### PROBLEM REQUIREMENTS
Using the records that follow, tally the lines containing the word "DDStudios" and state only the count.

══════════════════════════════

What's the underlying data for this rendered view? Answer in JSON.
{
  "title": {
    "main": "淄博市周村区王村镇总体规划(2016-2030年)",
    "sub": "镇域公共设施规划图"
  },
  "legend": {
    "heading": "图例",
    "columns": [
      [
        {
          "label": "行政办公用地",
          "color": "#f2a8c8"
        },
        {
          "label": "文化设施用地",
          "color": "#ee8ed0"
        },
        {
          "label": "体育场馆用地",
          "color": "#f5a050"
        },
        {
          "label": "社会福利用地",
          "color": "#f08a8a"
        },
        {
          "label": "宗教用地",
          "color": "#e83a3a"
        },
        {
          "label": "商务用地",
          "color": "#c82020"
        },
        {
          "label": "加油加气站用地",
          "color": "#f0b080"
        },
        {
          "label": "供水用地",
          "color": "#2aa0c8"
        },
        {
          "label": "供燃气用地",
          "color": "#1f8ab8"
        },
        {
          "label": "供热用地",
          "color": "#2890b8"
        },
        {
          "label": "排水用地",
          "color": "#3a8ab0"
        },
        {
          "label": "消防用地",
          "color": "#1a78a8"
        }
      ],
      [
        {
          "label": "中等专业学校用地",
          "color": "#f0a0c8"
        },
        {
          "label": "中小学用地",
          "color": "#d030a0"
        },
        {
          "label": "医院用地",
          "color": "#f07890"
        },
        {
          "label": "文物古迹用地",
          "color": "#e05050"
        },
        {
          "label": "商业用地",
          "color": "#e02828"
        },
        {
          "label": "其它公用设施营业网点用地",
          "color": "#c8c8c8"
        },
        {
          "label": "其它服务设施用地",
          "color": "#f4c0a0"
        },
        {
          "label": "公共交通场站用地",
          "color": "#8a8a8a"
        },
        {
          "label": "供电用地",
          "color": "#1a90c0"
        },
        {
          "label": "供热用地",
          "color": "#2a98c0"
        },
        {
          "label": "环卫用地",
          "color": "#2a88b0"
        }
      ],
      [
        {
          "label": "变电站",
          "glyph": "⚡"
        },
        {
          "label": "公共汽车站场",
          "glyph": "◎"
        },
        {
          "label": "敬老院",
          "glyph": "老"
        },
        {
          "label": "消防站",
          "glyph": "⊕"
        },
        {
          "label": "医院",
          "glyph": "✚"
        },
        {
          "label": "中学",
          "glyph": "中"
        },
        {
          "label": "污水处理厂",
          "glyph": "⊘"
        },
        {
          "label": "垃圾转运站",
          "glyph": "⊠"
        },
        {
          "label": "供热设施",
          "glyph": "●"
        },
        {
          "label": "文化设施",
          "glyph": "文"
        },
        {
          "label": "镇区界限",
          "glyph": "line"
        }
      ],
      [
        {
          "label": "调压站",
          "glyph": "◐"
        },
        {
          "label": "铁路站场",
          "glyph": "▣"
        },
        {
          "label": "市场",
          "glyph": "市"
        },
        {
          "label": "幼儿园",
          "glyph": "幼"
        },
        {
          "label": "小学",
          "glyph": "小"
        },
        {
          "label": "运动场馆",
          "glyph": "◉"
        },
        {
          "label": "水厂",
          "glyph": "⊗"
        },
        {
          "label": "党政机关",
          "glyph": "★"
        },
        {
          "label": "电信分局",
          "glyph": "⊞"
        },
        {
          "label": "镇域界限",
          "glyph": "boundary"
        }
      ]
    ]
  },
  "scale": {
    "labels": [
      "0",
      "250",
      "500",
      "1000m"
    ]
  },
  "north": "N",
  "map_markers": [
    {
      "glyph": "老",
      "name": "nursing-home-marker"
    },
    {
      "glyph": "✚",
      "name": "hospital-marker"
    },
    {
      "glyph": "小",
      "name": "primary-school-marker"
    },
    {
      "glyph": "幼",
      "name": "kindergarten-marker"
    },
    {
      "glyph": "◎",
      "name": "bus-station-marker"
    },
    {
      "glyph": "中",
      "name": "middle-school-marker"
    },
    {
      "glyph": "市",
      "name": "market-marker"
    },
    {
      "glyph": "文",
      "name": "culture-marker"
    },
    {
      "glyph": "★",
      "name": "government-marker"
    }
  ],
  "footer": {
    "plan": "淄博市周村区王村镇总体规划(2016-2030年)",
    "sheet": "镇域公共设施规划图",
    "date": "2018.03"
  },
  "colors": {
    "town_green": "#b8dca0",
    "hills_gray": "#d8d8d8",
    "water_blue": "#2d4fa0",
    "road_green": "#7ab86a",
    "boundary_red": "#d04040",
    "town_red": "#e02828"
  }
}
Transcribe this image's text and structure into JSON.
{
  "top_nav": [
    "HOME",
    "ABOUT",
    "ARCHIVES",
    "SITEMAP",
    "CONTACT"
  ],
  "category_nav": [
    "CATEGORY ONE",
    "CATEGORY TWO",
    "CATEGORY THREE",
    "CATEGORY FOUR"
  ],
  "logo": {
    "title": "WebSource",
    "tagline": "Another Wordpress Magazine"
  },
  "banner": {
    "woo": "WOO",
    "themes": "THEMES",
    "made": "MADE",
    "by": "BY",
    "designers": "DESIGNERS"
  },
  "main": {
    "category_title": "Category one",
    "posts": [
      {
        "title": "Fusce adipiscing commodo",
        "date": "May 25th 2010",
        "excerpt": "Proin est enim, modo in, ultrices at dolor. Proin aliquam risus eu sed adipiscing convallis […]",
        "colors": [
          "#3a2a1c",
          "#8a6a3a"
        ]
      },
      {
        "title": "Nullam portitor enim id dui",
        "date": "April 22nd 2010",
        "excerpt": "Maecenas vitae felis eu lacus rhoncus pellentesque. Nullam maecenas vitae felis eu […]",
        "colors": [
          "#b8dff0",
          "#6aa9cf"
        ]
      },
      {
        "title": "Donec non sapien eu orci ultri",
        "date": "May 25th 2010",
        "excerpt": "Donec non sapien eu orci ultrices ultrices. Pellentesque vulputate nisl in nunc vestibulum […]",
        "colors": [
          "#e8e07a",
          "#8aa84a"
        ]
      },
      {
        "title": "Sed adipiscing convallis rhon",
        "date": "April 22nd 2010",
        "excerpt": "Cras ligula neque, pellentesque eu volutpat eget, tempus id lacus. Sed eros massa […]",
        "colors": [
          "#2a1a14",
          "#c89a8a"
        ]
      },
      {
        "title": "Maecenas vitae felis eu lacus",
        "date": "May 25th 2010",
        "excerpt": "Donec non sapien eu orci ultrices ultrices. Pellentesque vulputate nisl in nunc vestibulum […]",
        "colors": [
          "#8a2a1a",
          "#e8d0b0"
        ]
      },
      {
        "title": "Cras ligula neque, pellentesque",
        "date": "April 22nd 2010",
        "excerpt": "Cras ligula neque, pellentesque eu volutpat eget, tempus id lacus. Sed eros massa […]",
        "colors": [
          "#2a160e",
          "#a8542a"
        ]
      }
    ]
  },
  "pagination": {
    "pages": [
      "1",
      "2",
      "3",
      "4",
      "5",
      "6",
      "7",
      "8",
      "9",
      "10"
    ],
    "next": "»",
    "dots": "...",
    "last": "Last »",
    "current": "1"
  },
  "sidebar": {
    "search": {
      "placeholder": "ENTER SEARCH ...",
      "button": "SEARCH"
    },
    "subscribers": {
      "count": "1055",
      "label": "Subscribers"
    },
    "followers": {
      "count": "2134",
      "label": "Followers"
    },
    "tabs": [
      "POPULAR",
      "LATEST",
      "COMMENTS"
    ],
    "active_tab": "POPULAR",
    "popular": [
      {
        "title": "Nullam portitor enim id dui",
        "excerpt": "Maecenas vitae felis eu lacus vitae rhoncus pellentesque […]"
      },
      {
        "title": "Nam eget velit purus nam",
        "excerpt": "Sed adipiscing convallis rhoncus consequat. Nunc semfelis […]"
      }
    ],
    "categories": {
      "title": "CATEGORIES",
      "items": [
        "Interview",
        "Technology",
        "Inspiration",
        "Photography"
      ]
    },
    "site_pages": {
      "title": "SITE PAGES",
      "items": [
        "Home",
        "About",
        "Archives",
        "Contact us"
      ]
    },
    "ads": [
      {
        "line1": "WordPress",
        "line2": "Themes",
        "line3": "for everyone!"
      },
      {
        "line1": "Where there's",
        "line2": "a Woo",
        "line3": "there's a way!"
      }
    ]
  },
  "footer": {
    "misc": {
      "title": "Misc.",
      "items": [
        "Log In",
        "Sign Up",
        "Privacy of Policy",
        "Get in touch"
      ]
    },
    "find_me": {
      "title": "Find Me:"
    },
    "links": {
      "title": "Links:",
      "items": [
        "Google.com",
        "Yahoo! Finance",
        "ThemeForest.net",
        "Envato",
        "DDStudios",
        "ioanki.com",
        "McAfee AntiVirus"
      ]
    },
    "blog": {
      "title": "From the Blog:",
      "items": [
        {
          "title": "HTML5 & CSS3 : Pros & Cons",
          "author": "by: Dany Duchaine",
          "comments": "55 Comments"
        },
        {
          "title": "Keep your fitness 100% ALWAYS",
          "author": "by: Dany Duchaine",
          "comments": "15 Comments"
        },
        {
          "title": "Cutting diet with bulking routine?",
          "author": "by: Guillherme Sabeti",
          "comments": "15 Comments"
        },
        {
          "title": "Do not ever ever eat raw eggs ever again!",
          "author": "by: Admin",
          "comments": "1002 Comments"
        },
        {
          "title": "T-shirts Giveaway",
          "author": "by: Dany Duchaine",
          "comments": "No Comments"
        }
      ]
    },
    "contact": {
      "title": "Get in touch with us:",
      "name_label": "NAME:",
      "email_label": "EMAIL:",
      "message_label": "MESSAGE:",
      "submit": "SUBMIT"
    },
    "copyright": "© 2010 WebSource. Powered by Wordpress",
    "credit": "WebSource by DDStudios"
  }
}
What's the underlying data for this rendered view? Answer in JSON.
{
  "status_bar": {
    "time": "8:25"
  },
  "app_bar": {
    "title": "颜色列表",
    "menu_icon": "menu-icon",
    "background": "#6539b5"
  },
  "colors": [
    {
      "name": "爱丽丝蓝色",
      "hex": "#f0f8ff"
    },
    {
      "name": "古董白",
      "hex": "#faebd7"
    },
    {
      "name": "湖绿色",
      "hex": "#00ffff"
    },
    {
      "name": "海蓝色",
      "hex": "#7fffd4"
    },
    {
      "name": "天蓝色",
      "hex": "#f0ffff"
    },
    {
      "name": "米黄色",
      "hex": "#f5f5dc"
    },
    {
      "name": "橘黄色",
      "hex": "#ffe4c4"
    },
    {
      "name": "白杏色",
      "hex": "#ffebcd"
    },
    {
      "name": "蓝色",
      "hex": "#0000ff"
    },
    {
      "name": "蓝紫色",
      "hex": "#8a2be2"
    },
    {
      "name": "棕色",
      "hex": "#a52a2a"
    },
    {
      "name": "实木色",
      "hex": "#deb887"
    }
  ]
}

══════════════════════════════

### WRITTEN RESPONSE
2